## Problem:
The reply should be a single number: the count of lines below that contain the word "this".
(Beginning of Supplied material)
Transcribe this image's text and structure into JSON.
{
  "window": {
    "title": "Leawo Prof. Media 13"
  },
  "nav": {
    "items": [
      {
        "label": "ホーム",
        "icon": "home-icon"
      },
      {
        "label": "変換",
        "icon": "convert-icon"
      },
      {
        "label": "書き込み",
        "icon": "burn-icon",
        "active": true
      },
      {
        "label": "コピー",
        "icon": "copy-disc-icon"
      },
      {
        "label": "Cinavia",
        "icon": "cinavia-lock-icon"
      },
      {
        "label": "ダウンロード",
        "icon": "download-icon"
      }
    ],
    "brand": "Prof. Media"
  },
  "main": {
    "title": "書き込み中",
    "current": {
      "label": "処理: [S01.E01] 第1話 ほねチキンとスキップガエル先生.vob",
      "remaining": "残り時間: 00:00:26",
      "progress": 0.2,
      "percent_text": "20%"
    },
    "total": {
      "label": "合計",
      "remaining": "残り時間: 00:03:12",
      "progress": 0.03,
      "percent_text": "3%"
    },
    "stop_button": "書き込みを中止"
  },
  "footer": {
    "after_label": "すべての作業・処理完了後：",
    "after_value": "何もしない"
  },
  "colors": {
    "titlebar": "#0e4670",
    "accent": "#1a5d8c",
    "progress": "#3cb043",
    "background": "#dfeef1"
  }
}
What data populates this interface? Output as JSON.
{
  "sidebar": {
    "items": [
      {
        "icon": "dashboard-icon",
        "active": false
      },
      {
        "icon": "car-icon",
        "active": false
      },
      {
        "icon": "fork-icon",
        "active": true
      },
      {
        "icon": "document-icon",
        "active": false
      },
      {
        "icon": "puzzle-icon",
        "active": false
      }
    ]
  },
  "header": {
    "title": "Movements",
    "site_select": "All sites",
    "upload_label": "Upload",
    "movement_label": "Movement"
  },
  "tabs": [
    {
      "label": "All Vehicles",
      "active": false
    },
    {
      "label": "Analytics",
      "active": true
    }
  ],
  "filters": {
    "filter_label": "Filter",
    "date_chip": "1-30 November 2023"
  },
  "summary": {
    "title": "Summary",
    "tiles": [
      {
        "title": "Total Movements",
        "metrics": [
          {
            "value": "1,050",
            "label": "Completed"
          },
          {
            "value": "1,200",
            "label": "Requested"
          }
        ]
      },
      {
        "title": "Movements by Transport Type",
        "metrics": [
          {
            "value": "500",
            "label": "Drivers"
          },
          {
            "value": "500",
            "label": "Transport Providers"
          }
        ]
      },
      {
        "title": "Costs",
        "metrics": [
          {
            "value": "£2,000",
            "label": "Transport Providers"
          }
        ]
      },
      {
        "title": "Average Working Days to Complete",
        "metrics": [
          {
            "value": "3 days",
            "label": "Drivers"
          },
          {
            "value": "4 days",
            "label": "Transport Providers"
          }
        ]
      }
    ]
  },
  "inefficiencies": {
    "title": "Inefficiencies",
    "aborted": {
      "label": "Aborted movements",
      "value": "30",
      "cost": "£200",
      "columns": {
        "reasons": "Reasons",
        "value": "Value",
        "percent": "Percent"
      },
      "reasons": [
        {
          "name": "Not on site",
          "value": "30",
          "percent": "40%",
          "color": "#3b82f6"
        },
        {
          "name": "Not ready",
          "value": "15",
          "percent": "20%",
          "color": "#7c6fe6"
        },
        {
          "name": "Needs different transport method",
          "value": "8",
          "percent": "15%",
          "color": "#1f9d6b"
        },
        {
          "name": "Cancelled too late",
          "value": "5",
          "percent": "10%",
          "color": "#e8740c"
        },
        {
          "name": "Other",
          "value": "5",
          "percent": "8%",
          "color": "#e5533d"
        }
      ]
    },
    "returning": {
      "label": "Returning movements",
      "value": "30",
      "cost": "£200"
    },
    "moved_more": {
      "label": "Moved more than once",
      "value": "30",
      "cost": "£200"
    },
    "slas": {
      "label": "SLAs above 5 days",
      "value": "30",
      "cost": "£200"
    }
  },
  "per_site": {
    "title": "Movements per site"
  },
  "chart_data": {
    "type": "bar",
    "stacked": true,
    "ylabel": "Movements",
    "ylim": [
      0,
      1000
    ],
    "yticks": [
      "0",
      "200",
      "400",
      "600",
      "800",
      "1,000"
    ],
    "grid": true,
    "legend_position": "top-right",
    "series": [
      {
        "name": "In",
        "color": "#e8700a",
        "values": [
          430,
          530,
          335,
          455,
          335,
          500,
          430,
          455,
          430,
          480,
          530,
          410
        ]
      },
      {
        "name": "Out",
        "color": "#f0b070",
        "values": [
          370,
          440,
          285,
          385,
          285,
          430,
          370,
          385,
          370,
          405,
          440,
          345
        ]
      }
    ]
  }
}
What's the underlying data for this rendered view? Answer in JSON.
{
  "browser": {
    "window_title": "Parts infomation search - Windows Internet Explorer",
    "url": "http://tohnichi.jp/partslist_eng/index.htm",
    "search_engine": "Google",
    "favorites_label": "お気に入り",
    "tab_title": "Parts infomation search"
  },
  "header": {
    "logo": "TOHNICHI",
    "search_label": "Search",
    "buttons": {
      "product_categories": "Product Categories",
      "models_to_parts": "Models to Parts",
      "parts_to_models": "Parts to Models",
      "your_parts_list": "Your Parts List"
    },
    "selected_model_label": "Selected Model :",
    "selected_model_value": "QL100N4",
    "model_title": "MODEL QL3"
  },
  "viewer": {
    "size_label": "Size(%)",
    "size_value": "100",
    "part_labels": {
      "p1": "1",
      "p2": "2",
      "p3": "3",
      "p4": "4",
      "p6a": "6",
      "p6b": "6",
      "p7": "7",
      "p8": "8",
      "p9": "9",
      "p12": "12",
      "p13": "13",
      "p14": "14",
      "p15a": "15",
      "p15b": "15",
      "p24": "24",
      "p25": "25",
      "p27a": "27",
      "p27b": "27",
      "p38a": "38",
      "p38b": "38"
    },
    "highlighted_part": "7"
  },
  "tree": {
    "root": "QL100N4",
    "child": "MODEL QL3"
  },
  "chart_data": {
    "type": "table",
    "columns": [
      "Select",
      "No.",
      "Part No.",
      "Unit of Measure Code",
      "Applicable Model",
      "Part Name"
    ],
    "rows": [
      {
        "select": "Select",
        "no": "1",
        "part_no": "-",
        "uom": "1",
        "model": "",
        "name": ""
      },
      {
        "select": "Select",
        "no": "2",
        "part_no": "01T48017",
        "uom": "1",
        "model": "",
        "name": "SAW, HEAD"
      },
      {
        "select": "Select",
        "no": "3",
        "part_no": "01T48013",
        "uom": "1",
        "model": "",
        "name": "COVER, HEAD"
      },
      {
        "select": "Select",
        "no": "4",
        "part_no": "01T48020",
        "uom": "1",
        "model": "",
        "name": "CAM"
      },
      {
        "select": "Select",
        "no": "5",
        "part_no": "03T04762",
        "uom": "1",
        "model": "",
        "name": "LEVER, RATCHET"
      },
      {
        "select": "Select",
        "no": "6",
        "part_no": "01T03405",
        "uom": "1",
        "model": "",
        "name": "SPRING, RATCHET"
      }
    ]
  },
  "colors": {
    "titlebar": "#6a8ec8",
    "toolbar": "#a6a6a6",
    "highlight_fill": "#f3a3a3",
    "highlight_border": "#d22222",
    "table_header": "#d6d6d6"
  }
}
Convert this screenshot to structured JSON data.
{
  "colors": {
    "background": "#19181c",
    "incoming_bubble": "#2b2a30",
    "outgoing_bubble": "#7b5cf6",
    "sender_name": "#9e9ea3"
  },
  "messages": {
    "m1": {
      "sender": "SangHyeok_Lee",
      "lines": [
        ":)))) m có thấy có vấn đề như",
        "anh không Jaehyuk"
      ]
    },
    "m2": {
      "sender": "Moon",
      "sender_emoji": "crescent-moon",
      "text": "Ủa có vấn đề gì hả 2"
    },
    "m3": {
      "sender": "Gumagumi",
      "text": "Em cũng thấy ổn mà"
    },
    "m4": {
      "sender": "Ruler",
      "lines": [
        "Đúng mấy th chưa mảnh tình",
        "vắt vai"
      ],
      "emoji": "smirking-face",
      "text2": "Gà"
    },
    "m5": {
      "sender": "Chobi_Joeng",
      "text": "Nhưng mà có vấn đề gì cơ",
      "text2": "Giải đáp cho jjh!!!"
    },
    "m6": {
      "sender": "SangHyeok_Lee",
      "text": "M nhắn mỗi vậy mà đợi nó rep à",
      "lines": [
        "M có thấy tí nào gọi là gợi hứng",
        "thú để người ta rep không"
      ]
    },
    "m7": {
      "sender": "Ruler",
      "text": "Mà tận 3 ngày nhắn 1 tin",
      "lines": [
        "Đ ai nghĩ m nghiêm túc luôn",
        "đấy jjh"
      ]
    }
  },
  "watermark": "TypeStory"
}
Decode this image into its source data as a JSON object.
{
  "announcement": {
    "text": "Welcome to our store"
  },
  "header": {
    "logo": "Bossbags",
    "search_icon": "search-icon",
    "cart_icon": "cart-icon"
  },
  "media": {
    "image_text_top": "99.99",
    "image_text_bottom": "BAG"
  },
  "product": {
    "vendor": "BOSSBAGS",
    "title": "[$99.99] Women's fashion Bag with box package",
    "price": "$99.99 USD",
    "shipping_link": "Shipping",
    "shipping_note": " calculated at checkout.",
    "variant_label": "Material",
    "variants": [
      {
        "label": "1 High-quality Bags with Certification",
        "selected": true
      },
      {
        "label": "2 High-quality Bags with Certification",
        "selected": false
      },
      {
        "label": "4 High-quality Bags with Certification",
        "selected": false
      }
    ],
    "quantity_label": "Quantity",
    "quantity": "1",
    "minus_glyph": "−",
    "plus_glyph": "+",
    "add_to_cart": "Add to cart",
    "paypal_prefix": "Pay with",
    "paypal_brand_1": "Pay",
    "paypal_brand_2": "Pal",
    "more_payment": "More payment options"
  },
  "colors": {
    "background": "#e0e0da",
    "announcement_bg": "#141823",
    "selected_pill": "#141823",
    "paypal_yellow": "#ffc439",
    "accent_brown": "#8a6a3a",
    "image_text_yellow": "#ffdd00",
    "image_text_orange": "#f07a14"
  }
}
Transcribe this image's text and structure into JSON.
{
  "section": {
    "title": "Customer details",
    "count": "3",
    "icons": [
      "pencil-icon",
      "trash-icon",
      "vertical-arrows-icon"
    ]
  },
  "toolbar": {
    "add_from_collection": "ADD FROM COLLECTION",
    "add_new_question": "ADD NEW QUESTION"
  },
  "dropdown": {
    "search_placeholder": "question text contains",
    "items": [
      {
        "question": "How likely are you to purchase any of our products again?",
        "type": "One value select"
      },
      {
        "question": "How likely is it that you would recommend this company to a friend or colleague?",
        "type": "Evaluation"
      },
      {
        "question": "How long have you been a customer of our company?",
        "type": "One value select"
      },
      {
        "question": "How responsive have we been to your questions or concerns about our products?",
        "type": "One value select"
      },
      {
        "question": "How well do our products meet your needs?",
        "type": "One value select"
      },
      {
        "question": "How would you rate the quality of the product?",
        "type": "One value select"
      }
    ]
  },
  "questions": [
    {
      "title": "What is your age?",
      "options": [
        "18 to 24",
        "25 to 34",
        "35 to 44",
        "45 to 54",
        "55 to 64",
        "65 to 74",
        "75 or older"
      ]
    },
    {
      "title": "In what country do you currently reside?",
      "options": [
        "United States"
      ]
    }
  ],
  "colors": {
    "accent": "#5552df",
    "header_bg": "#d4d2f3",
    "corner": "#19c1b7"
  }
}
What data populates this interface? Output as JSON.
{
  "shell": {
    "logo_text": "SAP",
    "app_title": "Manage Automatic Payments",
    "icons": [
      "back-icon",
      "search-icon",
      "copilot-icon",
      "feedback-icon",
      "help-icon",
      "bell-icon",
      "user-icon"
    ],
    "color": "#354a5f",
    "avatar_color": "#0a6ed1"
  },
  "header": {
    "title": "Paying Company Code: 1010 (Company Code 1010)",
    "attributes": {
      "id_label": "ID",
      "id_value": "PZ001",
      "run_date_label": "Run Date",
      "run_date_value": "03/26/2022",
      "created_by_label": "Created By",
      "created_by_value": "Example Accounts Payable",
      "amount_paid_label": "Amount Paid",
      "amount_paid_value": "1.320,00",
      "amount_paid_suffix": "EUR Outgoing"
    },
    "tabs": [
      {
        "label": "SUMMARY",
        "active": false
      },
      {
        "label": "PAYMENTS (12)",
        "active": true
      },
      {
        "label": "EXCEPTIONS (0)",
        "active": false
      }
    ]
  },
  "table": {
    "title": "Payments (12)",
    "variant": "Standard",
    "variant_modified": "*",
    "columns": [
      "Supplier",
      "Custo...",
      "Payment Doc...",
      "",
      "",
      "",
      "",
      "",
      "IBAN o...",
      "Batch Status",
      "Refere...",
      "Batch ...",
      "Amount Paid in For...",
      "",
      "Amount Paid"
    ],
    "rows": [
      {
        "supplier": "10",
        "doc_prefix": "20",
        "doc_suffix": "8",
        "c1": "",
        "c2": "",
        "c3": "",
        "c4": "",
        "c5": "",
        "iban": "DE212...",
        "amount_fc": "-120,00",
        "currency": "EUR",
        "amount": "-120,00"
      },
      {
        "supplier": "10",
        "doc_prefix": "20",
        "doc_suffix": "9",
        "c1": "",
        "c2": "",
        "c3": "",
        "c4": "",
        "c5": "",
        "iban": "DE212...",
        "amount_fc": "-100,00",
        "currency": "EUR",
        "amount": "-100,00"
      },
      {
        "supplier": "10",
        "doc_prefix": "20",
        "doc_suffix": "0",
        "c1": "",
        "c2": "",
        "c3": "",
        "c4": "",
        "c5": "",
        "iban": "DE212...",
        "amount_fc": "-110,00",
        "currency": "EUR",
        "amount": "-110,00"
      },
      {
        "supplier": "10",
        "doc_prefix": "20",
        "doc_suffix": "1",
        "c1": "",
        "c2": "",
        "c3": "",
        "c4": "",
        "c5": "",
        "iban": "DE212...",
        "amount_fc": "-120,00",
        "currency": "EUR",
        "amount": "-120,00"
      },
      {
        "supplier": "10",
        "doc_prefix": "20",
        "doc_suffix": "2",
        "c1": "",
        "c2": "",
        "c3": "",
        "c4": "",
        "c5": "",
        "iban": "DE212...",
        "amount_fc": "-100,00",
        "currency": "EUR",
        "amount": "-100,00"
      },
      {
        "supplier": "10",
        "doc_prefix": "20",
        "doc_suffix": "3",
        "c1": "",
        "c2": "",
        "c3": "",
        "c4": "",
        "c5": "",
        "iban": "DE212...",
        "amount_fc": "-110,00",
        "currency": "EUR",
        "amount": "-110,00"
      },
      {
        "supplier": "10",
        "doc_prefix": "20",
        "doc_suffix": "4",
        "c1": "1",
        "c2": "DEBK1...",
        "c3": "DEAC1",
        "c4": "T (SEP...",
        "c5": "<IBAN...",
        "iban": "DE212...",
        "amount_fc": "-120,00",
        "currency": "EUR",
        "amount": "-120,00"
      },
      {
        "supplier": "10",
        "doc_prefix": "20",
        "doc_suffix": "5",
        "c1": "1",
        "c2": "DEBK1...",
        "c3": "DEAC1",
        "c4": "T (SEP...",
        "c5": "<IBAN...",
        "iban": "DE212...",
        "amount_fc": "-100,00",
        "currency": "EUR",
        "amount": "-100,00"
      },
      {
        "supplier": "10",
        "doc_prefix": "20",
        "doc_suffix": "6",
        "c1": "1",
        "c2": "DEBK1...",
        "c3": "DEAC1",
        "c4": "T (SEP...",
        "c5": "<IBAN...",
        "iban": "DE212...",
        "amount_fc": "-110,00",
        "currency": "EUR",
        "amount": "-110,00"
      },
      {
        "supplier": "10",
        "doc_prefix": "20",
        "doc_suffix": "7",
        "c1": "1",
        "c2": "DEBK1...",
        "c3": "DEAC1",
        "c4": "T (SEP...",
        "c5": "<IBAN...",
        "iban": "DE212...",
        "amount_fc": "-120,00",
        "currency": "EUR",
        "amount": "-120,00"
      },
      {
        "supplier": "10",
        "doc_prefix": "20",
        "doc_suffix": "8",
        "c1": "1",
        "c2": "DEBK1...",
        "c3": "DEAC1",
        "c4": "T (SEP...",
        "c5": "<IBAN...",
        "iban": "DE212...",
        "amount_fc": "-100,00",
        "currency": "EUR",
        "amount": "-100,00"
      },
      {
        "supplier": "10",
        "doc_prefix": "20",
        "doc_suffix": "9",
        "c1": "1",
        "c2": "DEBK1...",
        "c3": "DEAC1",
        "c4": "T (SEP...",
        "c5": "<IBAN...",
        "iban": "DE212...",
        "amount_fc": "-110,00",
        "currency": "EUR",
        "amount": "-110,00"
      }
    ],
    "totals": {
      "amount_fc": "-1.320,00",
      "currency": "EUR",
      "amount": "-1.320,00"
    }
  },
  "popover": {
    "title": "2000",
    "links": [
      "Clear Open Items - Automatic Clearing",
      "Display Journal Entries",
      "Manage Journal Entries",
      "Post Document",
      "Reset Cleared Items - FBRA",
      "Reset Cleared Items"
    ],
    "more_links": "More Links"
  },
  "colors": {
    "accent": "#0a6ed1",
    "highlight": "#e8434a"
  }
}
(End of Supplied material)
## Task response:
8